In patients with end-stage organ failure, current medicine offers organ transplantation. However, the number of patients needing organ transplantation far outweighs the number of organs available for transplantation (Bell, 2003). This is inevitable since, for transplantation, the only suitable organ should be live. There have been enormous advancements in transplant science, which makes it possible to avail the organs from the cadavers with brain death. however, ethical and legal policies require consents well in advance to facilitate organ removal with appropriate measures to preserve it until the time of replacement surgery (Grenvik, 1988). Moreover, current science dictates that the transplanted organ must be compatible with the recipient in order to avoid rejection. This calls for consent on the part of a donor to undertake the tests for tissue typing. Riether and Mahler (1995) indicated two varieties of the situation may arise when a moribund unrelated donor consents for donation and necessary testing for a prospective recipient. However, in some situations, a living related donor is called for consent to the process of donation for a patient suffering from potentially fatal organ failures (Riether and Mahler 1995). As expected, the discrepancy in numbers of donors to recipients has led to the commoditization of transplantable organs through unethical organ trade.
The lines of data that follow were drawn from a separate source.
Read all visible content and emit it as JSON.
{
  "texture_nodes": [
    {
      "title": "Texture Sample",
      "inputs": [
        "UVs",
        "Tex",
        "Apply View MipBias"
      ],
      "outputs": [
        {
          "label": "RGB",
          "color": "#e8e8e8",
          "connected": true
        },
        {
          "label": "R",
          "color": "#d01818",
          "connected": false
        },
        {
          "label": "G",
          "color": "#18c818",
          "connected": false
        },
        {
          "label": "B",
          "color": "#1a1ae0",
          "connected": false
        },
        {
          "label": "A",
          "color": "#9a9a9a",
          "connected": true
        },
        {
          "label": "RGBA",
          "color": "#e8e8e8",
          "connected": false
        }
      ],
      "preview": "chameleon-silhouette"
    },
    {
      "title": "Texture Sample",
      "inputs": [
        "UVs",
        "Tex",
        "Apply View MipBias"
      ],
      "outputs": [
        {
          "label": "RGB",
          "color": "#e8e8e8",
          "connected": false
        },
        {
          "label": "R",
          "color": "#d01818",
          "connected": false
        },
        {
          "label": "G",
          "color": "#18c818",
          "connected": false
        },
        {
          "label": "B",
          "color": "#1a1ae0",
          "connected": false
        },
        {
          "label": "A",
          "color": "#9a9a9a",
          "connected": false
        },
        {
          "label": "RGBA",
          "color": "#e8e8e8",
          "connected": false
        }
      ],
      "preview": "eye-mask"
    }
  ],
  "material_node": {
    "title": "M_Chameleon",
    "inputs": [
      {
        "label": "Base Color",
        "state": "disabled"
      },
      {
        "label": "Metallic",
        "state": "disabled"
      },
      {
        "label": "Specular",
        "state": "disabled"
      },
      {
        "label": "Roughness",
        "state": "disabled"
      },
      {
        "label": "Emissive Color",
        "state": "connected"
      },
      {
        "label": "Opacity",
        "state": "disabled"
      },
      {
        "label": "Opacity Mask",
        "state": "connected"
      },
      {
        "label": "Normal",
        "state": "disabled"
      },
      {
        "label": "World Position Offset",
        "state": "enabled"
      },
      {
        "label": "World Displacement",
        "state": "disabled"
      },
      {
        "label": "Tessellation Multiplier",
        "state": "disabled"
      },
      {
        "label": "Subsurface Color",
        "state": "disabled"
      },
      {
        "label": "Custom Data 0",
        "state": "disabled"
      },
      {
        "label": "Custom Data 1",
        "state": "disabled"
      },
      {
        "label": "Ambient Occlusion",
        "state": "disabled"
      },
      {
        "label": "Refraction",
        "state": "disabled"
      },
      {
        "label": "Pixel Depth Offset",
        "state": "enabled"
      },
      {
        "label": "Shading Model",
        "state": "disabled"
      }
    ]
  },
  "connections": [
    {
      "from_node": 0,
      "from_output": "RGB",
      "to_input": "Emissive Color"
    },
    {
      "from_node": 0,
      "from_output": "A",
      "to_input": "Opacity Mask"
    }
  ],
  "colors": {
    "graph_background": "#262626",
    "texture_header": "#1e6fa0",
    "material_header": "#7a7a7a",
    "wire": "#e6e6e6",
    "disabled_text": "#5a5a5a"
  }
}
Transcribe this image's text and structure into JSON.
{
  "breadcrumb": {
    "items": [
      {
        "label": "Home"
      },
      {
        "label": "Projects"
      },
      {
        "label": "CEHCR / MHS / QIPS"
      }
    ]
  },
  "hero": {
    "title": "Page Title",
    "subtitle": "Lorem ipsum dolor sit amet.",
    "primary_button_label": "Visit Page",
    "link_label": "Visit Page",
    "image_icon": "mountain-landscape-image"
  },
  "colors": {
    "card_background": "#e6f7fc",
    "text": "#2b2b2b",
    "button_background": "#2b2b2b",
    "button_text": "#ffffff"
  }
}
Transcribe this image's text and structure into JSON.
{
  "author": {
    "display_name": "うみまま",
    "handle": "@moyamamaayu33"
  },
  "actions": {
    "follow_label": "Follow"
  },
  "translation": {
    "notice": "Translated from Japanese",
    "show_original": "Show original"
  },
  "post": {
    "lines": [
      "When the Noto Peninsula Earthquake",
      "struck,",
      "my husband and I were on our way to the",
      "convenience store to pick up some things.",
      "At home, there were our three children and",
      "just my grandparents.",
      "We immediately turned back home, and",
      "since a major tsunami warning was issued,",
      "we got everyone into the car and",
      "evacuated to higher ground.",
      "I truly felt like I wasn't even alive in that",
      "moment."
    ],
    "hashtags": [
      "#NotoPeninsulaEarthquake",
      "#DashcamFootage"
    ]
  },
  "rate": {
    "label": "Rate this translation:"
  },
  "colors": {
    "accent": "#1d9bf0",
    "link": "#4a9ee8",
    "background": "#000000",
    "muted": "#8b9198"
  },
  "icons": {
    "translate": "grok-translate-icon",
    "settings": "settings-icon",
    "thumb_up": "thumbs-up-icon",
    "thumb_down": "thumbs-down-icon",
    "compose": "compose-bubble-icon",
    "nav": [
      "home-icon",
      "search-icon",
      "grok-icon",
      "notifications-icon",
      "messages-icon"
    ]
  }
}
A WHO (2010) document indicated that in most developed countries, there are rigorous and stringent policies to regulate the whole affair of organ transplantation, and even then, it is not possible to regulate the organ trade, due to the fact that there are gross imbalances in the supply of donor organs in comparison to the demands (WHO, 2010). These problems have been further compounded by the fact that in most cases of organ failure, there is a great paucity of good medical care, and thus organ failure and need of transplantation have reached an epidemic proportion (Landau, 1996).
The Dilema of Organ Donation Why We Say Yes No or Nothing at All